WHEN it comes to peddling questionable products abroad, official ethics seem to be highly situational. The United States government opposes the export of chemicals used to manufacture illegal drugs like cocaine, as well as the marketing of substances that could be turned into chemical weapons. We are quite willing to "just say no" to obvious bad guys like the Medellin cartel and Saddam Hussein. But when it comes to other highly lucrative but suspect items headed for the villages and cities of the third world - some of which may not be sold in the US because they're untested or even proven to be unsafe -
Uncle Sam opts for profit over principle.
The most obvious example is tobacco. It was years ago that smoking was officially declared bad news and cigarette ads were booted off American TV. With the number of American smokers dropping steadily, tobacco companies headed abroad (especially to Asia). That's their right, of course, but they got a lot of help from the same government that was telling Americans not to smoke. This included trade pressure against countries resisting the tobacco companies' aggressive marketing efforts.
More insidious has been the sale abroad of pesticides and medical drugs that may not be sold in this country. Unlike tobacco, these products at least were designed to do some good, but the result has been otherwise. A recent three-part investigative series by Christopher Scanlan of the Knight-Ridder News Service concluded that "American companies, including some of the largest and most respected, are profiting from the overseas sales of dangerous products that threaten the health and safety of millions o
f people in the world's most vulnerable nations."
During a three-month period last year, for example, US chemical firms exported nearly 4 million pounds of pesticides that are banned or have been withdrawn from the domestic market. According to the World Health Organization, pesticides cost an estimated 220,000 lives every year, and millions more are made sick or disabled.
Part of the problem, writes Scanlan, is that "third world countries lack the consumer advocates and aggressive news media that alert Americans to dangerous products. Often illiterate victims don't know who - or what - to blame."
With pesticides, the irony is that food contaminated with such substances finds its way back to the American dinner table. One-quarter of the fruit and vegetables consumed in the US comes from abroad (one-half during the winter). "In the past two years," reports the Senate agriculture committee, "federal inspectors have found US-banned pesticides in beef from Honduras, pineapples from the Philippines, and beans and carrots from Latin America." The Food and Drug Administration (FDA) has found illegal pes t

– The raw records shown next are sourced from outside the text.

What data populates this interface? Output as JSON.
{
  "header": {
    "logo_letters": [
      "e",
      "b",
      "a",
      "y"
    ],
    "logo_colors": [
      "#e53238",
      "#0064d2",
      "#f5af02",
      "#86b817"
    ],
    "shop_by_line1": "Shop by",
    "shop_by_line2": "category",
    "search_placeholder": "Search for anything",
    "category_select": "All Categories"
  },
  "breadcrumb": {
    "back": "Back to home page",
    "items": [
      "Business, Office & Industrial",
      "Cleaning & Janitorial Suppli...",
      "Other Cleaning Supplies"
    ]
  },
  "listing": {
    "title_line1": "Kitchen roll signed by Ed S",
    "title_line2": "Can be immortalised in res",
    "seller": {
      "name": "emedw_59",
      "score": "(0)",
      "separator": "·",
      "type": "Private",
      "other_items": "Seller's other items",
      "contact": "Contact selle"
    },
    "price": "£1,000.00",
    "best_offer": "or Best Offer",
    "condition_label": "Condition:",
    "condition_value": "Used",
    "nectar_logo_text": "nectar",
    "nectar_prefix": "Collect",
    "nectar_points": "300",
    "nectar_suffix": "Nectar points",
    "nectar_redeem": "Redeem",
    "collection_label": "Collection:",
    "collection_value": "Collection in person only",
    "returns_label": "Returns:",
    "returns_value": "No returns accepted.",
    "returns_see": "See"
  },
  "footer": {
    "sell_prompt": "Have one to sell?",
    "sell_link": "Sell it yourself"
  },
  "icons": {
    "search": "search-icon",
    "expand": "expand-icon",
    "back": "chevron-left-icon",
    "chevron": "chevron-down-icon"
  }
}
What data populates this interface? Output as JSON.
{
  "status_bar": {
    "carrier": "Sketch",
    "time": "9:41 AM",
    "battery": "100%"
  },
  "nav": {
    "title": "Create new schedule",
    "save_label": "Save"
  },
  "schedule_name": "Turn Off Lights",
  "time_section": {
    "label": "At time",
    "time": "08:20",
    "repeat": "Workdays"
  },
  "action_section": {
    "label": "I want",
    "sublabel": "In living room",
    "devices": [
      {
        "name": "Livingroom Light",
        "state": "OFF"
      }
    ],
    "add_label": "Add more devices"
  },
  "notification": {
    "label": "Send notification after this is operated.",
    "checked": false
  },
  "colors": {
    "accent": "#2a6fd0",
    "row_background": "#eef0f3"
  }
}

icides on 5 percent of imported food, which is twice the rate on domestically grown produce. And the number may be higher, since the FDA samples no more than 2 percent of all food imports. Critics call this the "circle of poison."

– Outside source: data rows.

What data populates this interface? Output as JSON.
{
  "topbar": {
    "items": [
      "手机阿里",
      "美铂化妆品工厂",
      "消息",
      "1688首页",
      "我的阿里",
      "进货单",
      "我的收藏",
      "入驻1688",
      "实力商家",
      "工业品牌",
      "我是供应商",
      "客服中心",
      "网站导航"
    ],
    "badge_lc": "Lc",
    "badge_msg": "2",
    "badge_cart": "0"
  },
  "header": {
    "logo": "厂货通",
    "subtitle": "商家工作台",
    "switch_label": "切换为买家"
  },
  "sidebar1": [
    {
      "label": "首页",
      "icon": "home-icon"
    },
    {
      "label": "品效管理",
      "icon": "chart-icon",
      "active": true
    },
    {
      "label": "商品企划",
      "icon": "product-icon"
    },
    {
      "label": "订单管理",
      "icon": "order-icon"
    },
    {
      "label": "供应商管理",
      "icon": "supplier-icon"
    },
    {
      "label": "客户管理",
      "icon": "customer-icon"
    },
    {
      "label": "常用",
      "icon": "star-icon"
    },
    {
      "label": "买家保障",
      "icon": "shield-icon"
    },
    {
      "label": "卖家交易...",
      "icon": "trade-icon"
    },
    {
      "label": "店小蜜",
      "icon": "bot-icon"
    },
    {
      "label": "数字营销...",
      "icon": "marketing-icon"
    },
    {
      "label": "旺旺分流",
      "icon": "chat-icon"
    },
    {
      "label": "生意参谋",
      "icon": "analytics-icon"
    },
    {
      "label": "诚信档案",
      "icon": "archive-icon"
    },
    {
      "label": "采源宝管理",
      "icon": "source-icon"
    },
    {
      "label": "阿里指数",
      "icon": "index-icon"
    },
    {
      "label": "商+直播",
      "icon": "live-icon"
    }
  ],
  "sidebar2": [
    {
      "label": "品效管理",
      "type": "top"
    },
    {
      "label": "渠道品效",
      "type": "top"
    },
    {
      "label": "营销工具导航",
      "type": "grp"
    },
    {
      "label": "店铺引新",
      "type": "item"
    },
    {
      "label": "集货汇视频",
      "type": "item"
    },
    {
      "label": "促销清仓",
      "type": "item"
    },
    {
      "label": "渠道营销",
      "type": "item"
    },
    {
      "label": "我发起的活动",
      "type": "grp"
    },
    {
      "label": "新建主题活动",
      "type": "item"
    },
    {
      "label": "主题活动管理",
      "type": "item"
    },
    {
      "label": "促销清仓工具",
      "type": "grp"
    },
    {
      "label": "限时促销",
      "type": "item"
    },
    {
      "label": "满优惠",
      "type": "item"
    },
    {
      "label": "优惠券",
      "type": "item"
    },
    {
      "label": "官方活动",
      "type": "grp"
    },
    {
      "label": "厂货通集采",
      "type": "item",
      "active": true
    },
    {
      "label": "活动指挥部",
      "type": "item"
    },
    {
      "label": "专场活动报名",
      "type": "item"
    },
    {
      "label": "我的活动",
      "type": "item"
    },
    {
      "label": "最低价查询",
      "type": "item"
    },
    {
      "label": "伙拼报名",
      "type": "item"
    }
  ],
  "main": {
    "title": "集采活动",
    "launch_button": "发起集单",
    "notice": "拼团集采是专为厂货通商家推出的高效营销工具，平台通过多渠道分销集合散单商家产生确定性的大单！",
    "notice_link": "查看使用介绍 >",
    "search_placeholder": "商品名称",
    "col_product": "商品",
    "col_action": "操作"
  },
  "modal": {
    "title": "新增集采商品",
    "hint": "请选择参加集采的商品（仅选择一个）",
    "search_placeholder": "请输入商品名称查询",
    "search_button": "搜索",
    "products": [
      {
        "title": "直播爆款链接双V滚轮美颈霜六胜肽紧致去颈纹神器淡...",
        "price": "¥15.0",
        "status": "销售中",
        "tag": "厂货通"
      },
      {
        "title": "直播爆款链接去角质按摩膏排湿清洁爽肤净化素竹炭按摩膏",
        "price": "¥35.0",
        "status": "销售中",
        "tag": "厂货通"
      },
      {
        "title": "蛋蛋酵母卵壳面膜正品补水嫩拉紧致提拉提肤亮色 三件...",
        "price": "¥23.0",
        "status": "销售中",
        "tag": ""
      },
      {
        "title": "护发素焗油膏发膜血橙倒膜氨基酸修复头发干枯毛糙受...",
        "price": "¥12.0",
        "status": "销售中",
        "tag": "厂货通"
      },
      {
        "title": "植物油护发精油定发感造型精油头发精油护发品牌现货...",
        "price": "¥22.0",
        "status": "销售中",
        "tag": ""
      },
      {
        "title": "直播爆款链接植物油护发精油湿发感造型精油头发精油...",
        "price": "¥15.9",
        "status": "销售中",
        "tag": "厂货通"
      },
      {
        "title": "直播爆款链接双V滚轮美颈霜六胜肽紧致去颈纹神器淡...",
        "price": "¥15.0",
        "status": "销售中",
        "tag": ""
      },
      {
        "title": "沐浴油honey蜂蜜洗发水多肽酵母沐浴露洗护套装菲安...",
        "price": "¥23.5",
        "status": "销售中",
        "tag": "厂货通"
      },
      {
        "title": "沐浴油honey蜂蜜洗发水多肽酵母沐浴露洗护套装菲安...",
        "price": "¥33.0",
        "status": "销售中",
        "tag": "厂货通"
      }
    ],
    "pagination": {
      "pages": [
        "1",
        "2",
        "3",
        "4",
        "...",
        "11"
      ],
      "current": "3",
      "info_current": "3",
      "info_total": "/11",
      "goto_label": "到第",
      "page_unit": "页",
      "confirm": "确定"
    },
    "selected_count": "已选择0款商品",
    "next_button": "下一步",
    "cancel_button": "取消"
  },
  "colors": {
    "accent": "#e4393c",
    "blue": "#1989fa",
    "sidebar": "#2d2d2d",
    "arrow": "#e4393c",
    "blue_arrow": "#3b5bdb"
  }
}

It's hard not to see this as a Democrat versus Republican issue. It was during the Reagan administration that the big push to hook young smokers abroad began. One of Reagan's first acts as president was to cancel Jimmy Carter's executive order regulating the export of pesticides and medical drugs. With his experience as an ambassador overseas and at the United Nations, one might think George Bush would be more sensitive to the well-being of developing countries. But his administration has sided with the
chemical industry in opposing legislation that would curb the export of questionable pesticides.

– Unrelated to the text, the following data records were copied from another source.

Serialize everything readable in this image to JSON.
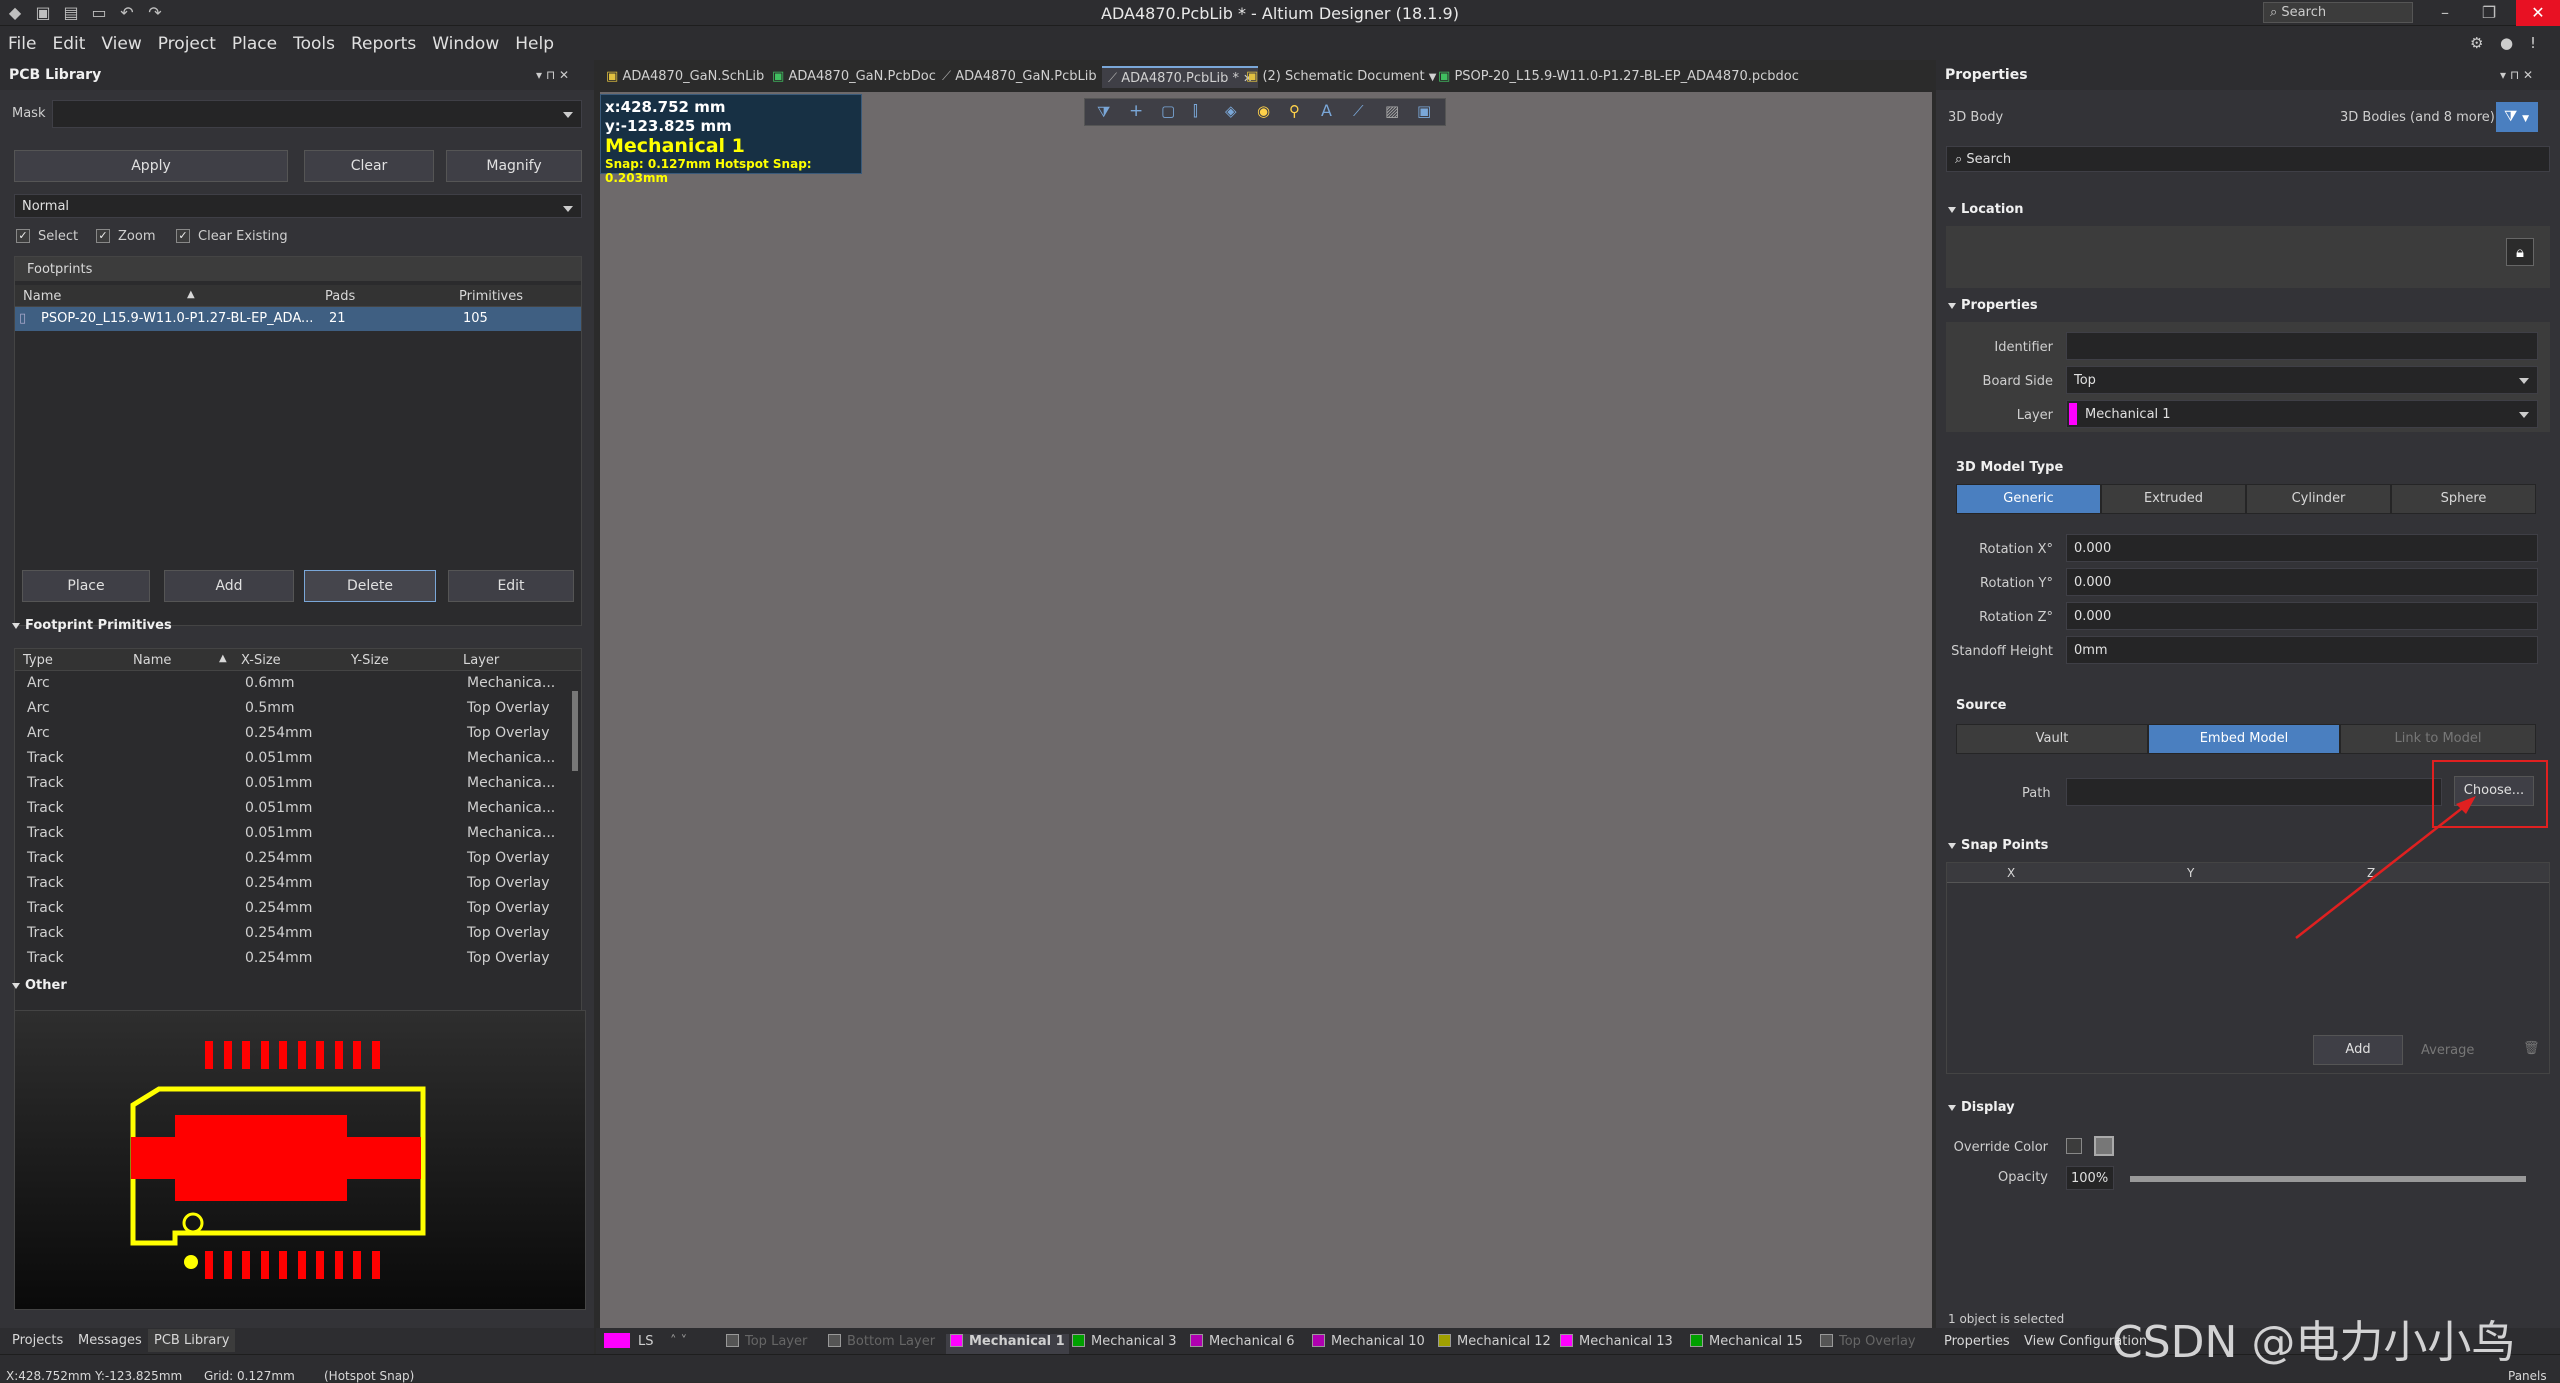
{
  "window": {
    "title": "ADA4870.PcbLib * - Altium Designer (18.1.9)",
    "search_placeholder": "Search"
  },
  "menu": [
    "File",
    "Edit",
    "View",
    "Project",
    "Place",
    "Tools",
    "Reports",
    "Window",
    "Help"
  ],
  "left_panel": {
    "title": "PCB Library",
    "mask_label": "Mask",
    "mask_value": "",
    "apply": "Apply",
    "clear": "Clear",
    "magnify": "Magnify",
    "mode": "Normal",
    "checks": [
      {
        "label": "Select",
        "checked": true
      },
      {
        "label": "Zoom",
        "checked": true
      },
      {
        "label": "Clear Existing",
        "checked": true
      }
    ],
    "footprints_label": "Footprints",
    "fp_columns": [
      "Name",
      "Pads",
      "Primitives"
    ],
    "fp_rows": [
      {
        "name": "PSOP-20_L15.9-W11.0-P1.27-BL-EP_ADA...",
        "pads": "21",
        "primitives": "105"
      }
    ],
    "place": "Place",
    "add": "Add",
    "delete": "Delete",
    "edit": "Edit",
    "primitives_title": "Footprint Primitives",
    "prim_columns": [
      "Type",
      "Name",
      "X-Size",
      "Y-Size",
      "Layer"
    ],
    "prim_rows": [
      {
        "type": "Arc",
        "name": "",
        "x": "0.6mm",
        "y": "",
        "layer": "Mechanica..."
      },
      {
        "type": "Arc",
        "name": "",
        "x": "0.5mm",
        "y": "",
        "layer": "Top Overlay"
      },
      {
        "type": "Arc",
        "name": "",
        "x": "0.254mm",
        "y": "",
        "layer": "Top Overlay"
      },
      {
        "type": "Track",
        "name": "",
        "x": "0.051mm",
        "y": "",
        "layer": "Mechanica..."
      },
      {
        "type": "Track",
        "name": "",
        "x": "0.051mm",
        "y": "",
        "layer": "Mechanica..."
      },
      {
        "type": "Track",
        "name": "",
        "x": "0.051mm",
        "y": "",
        "layer": "Mechanica..."
      },
      {
        "type": "Track",
        "name": "",
        "x": "0.051mm",
        "y": "",
        "layer": "Mechanica..."
      },
      {
        "type": "Track",
        "name": "",
        "x": "0.254mm",
        "y": "",
        "layer": "Top Overlay"
      },
      {
        "type": "Track",
        "name": "",
        "x": "0.254mm",
        "y": "",
        "layer": "Top Overlay"
      },
      {
        "type": "Track",
        "name": "",
        "x": "0.254mm",
        "y": "",
        "layer": "Top Overlay"
      },
      {
        "type": "Track",
        "name": "",
        "x": "0.254mm",
        "y": "",
        "layer": "Top Overlay"
      },
      {
        "type": "Track",
        "name": "",
        "x": "0.254mm",
        "y": "",
        "layer": "Top Overlay"
      }
    ],
    "other_title": "Other",
    "bottom_tabs": [
      "Projects",
      "Messages",
      "PCB Library"
    ]
  },
  "doc_tabs": [
    "ADA4870_GaN.SchLib",
    "ADA4870_GaN.PcbDoc",
    "ADA4870_GaN.PcbLib",
    "ADA4870.PcbLib *",
    "(2) Schematic Document",
    "PSOP-20_L15.9-W11.0-P1.27-BL-EP_ADA4870.pcbdoc"
  ],
  "hud": {
    "x": "x:428.752  mm",
    "y": "y:-123.825 mm",
    "layer": "Mechanical 1",
    "snap": "Snap: 0.127mm Hotspot Snap: 0.203mm"
  },
  "layers": {
    "ls": "LS",
    "items": [
      {
        "name": "Top Layer",
        "color": "#555555",
        "dim": true
      },
      {
        "name": "Bottom Layer",
        "color": "#555555",
        "dim": true
      },
      {
        "name": "Mechanical 1",
        "color": "#ff00ff",
        "active": true
      },
      {
        "name": "Mechanical 3",
        "color": "#00a000"
      },
      {
        "name": "Mechanical 6",
        "color": "#b000b0"
      },
      {
        "name": "Mechanical 10",
        "color": "#b000b0"
      },
      {
        "name": "Mechanical 12",
        "color": "#a0a000"
      },
      {
        "name": "Mechanical 13",
        "color": "#ff00ff"
      },
      {
        "name": "Mechanical 15",
        "color": "#00a000"
      },
      {
        "name": "Top Overlay",
        "color": "#555555",
        "dim": true
      }
    ]
  },
  "status": {
    "coords": "X:428.752mm Y:-123.825mm",
    "grid": "Grid: 0.127mm",
    "snap": "(Hotspot Snap)",
    "panels": "Panels"
  },
  "props": {
    "title": "Properties",
    "object": "3D Body",
    "filter": "3D Bodies (and 8 more)",
    "search_placeholder": "Search",
    "location": "Location",
    "properties": "Properties",
    "identifier_label": "Identifier",
    "identifier": "",
    "board_side_label": "Board Side",
    "board_side": "Top",
    "layer_label": "Layer",
    "layer": "Mechanical 1",
    "model_type_label": "3D Model Type",
    "model_types": [
      "Generic",
      "Extruded",
      "Cylinder",
      "Sphere"
    ],
    "rot_x_label": "Rotation X°",
    "rot_x": "0.000",
    "rot_y_label": "Rotation Y°",
    "rot_y": "0.000",
    "rot_z_label": "Rotation Z°",
    "rot_z": "0.000",
    "standoff_label": "Standoff Height",
    "standoff": "0mm",
    "source_label": "Source",
    "sources": [
      "Vault",
      "Embed Model",
      "Link to Model"
    ],
    "path_label": "Path",
    "choose": "Choose...",
    "snap_points": "Snap Points",
    "snap_cols": [
      "X",
      "Y",
      "Z"
    ],
    "add": "Add",
    "average": "Average",
    "display": "Display",
    "override_label": "Override Color",
    "opacity_label": "Opacity",
    "opacity": "100%",
    "selected": "1 object is selected",
    "bottom_tabs": [
      "Properties",
      "View Configuration"
    ]
  },
  "watermark": "CSDN @电力小小鸟"
}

That congressional proposal - dubbed the "Circle of Poison Prevention Act bans the sale abroad of pesticides that may not be used in the United States or be present on food consumed in the US. It also requires clear pesticide labeling in the language of the country where sold, and it directs the Environmental Protection Agency to convene meetings to develop international pesticide controls.
Says Sen. Patrick Leahy (D) of Vermont, chairman of the agriculture committee: "At a time when we are toughening standards at home, it makes no sense to allow American companies to use a loophole in current law to dump unsafe pesticides abroad - only to have these chemicals show up in imported foods in America's supermarkets."
It's hard to argue with that.